Finest Battle Sequence Ever?

Iconoclastic, idiosyncratic Japanese auteur Takashi Miike is set to release possibly the most restrained and mature work of his career in his latest feature '13 Assassins'. Although it does contain some of the elements familiar to Miikes 'usual' output, such as sadomasochism and brutal violence, this remake of the 1963 film directed by Eiichi Kudo, promises to appeal even to those who normally find his work hard to stomach.

Miike's prolific genre defying ourve has include the torture horror of 'Audition', the fantastically graphic violence of 'Ichi The Killer' and the absurdist slapstick claymation zombie musical that is 'The Happiness Of The Katakuris'. Decried for being perverse and excessively extreme in his themes, this could very well bring his film making to a new audience.
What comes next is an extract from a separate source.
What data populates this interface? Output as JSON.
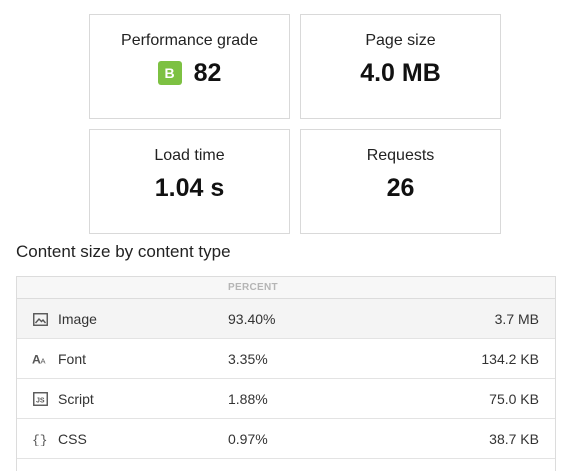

Based on a true story, the premise is of '13 Assassins' is refreshingly straightforward (albeit close to 'The Seven Samurai'). Set in 19th Century feudal Japan, the psychopathic younger brother of the Shogun, Lord Naritsugu, is indiscriminately raping, torturing and killing his subjects. Bearing witness to these unspeakable atrocities urges honourable government official Sir Doi to enlist the last of the Samurai to get rid of him. In what is ostensibly a suicide mission, the skilled assassins ambush the Lord as he travels between territories. But these men are outnumbered ten to one. What ensues in the final act is already widely regarded as one of the finest battle sequences ever to be captured on film; relying on traditional traditional choreography at that.

It also promises to include some truly beautiful landscapes of Japan, which will appear especially poignant in the wake of the recent devastation to hit the country.

13 Assassins hits UK cinemas on 6th May 2011.


Follow Clash: